With the passing of the years we see also the passing of our heroes: the giants among us who stand out against the backdrop of history and who stood for and symbolized ideals which most of us only think or talk about in the abstract. People like Mother Teresa, Martin Luther King Jr., Mohandas Gandhi. People like Nelson Mandela.
It is an interesting trait of the human experience that we idolize and deify by nature, and heroes are the manifestation of that propensity. Those women and men who have dedicated their lives to a higher cause, and who’ve often died in the service of that cause, are the most revered among us.
But the age of the type of heroes we have seen and created in the past, the faultless hero, the perfectly self-effacing, unhindered, and noble hero, is coming to a close. But in fact, that hero never truly existed. The perfect hero is a story that we tell ourselves to create an ideal to strive for; and those heroes of our making stand atop history as shining examples, never to be reached.
Yes, there are men and women with a seemingly inhuman sense of conviction who have helped shape the world with their actions, but none have done it alone and never has any hero utterly transcended their peers except by the acknowledgments of history. But I think this makes their acts more powerful, not less. A flawed human taking a stand for a better world in any context is a triumph, whatever the scale.
Today, however, the endless scrutiny and attention to the minuscule, made possible largely by technology and a still growing culture of celebrity, is ushering in a new age. The ever present transparency that is growing into our society lifts the veil from the burgeoning hero and makes them only human. As the history of lives becomes a matter of public record, the mythology built around those who would be future heroes is stillborn.
This is not to say that progress and change will not happen. This is not to say that the merit of the actions of those figures in the past are reduced in any way. This is not to say that true heroism does not exist, nor that true acts of heroism are now impossible. I mean only to say that the fog of perfection which surrounds heroes, and has been necessary for their attainment of that title, is eternally lifted in this new era.
But this is merely an evolution in our approach to heroism. The next stage is the birth of a new kind of hero. Gone are the days of the mythological being taking the shivering hand of humanity and guiding us into the future. Our new heroes will be flawed; they will be ugly; they will do shameful things and act in unseemly ways; they will let us down… They will be simply us. But if they can weather the storm we will create around them, they can be a part of the change that lifts us out of our squalor.
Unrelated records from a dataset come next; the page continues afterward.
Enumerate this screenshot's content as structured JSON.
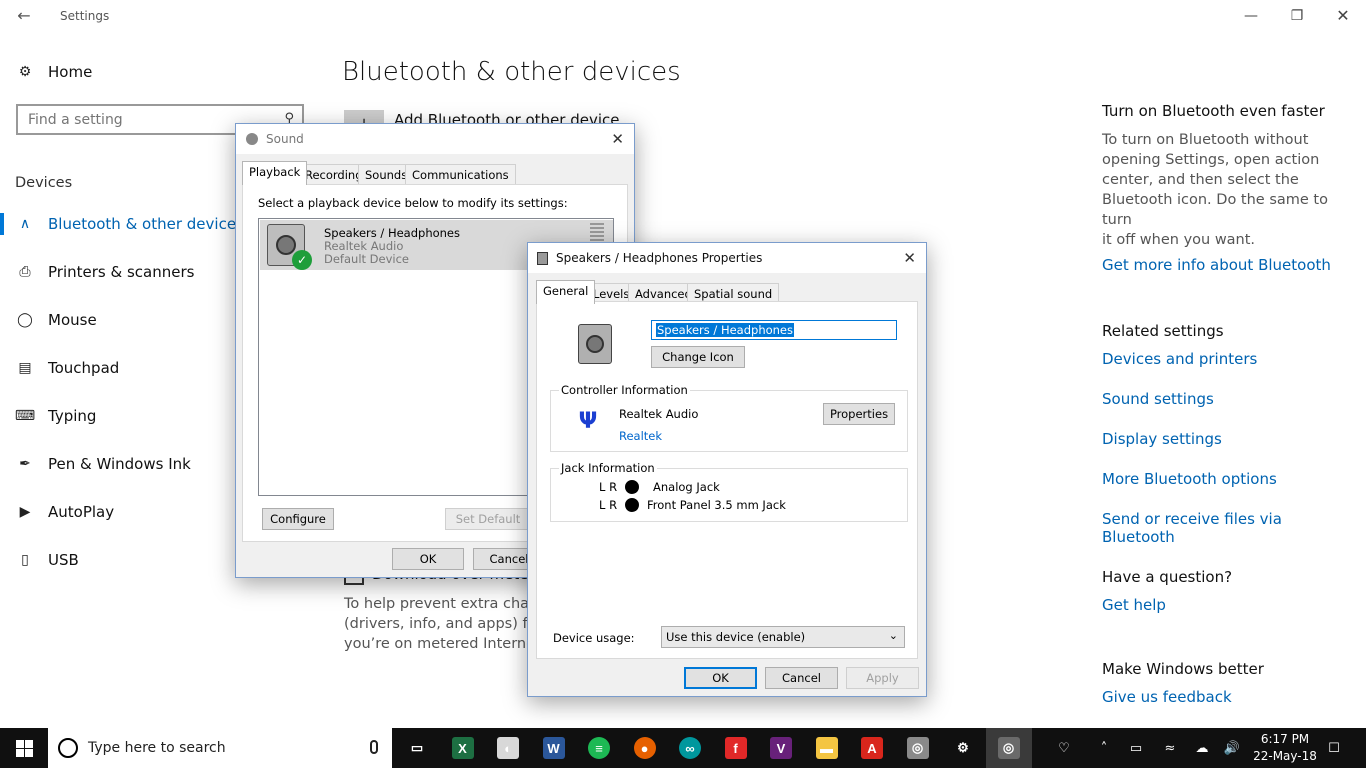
{
  "settings": {
    "window_title": "Settings",
    "home_label": "Home",
    "search_placeholder": "Find a setting",
    "section_label": "Devices",
    "nav": [
      {
        "label": "Bluetooth & other devices",
        "icon": "bluetooth-icon"
      },
      {
        "label": "Printers & scanners",
        "icon": "printer-icon"
      },
      {
        "label": "Mouse",
        "icon": "mouse-icon"
      },
      {
        "label": "Touchpad",
        "icon": "touchpad-icon"
      },
      {
        "label": "Typing",
        "icon": "keyboard-icon"
      },
      {
        "label": "Pen & Windows Ink",
        "icon": "pen-icon"
      },
      {
        "label": "AutoPlay",
        "icon": "autoplay-icon"
      },
      {
        "label": "USB",
        "icon": "usb-icon"
      }
    ],
    "page_title": "Bluetooth & other devices",
    "add_device_label": "Add Bluetooth or other device",
    "metered_checkbox_label": "Download over metered connections",
    "metered_text": [
      "To help prevent extra charges, keep this off so device software",
      "(drivers, info, and apps) for new devices won't download while",
      "you’re on metered Internet connections."
    ],
    "right": {
      "faster_heading": "Turn on Bluetooth even faster",
      "faster_text": [
        "To turn on Bluetooth without",
        "opening Settings, open action",
        "center, and then select the",
        "Bluetooth icon. Do the same to turn",
        "it off when you want."
      ],
      "faster_link": "Get more info about Bluetooth",
      "related_heading": "Related settings",
      "related_links": [
        "Devices and printers",
        "Sound settings",
        "Display settings",
        "More Bluetooth options",
        "Send or receive files via Bluetooth"
      ],
      "question_heading": "Have a question?",
      "question_link": "Get help",
      "better_heading": "Make Windows better",
      "better_link": "Give us feedback"
    }
  },
  "sound_dialog": {
    "title": "Sound",
    "tabs": [
      "Playback",
      "Recording",
      "Sounds",
      "Communications"
    ],
    "instruction": "Select a playback device below to modify its settings:",
    "device": {
      "name": "Speakers / Headphones",
      "driver": "Realtek Audio",
      "status": "Default Device"
    },
    "configure_label": "Configure",
    "set_default_label": "Set Default",
    "ok_label": "OK",
    "cancel_label": "Cancel"
  },
  "props_dialog": {
    "title": "Speakers / Headphones Properties",
    "tabs": [
      "General",
      "Levels",
      "Advanced",
      "Spatial sound"
    ],
    "name_value": "Speakers / Headphones",
    "change_icon_label": "Change Icon",
    "controller_group": "Controller Information",
    "controller_name": "Realtek Audio",
    "controller_link": "Realtek",
    "properties_label": "Properties",
    "jack_group": "Jack Information",
    "jacks": [
      {
        "channels": "L R",
        "name": "Analog Jack"
      },
      {
        "channels": "L R",
        "name": "Front Panel 3.5 mm Jack"
      }
    ],
    "usage_label": "Device usage:",
    "usage_value": "Use this device (enable)",
    "ok_label": "OK",
    "cancel_label": "Cancel",
    "apply_label": "Apply"
  },
  "taskbar": {
    "search_placeholder": "Type here to search",
    "apps": [
      {
        "name": "task-view-icon",
        "color": "#101010"
      },
      {
        "name": "excel-icon",
        "color": "#1d6f42"
      },
      {
        "name": "paint-icon",
        "color": "#d8d8d8"
      },
      {
        "name": "word-icon",
        "color": "#2b579a"
      },
      {
        "name": "spotify-icon",
        "color": "#1db954"
      },
      {
        "name": "firefox-icon",
        "color": "#e66000"
      },
      {
        "name": "arduino-icon",
        "color": "#00979d"
      },
      {
        "name": "flipboard-icon",
        "color": "#e12828"
      },
      {
        "name": "visual-studio-icon",
        "color": "#68217a"
      },
      {
        "name": "file-explorer-icon",
        "color": "#f4c542"
      },
      {
        "name": "acrobat-icon",
        "color": "#d9261c"
      },
      {
        "name": "audio-icon",
        "color": "#8a8a8a"
      },
      {
        "name": "settings-icon",
        "color": "#101010"
      },
      {
        "name": "sound-icon",
        "color": "#6a6a6a"
      }
    ],
    "time": "6:17 PM",
    "date": "22-May-18"
  }
}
There are still innumerable historical battles yet to be fought and won: for equality between men and women, races and nationalities, for economic justice and human rights, for the liberation from religious persecution, animosity, and violence. But from now on, those battles will be fought by us. Because, though we lie on various ends of any spectrum you can imagine, it is no longer possible for any of us to be forever pure in the way that heroes once were. It is no longer possible to be larger than life or to be more ‘ideal’ than person.
But then, heroes have never been a phenomenon of their own generations. Nelson Mandela lived to see that pedestal placed below him out of sheer longevity and the unlikeliness of his tale. But too often it is only after heroes die, or long after their age of prominence, that they can earn that hallowed title. So perhaps all the blemishes on the heroes of today -whoever they are- will be washed out when tomorrow dawns; perhaps we’ll finally see the forest rather than the trees.
We, all of us, stand on the backs of the known heroes and a multitude of their unsung kin. And, for all of their flaws and cursed humanity, it is their grace that I choose to honor and remember.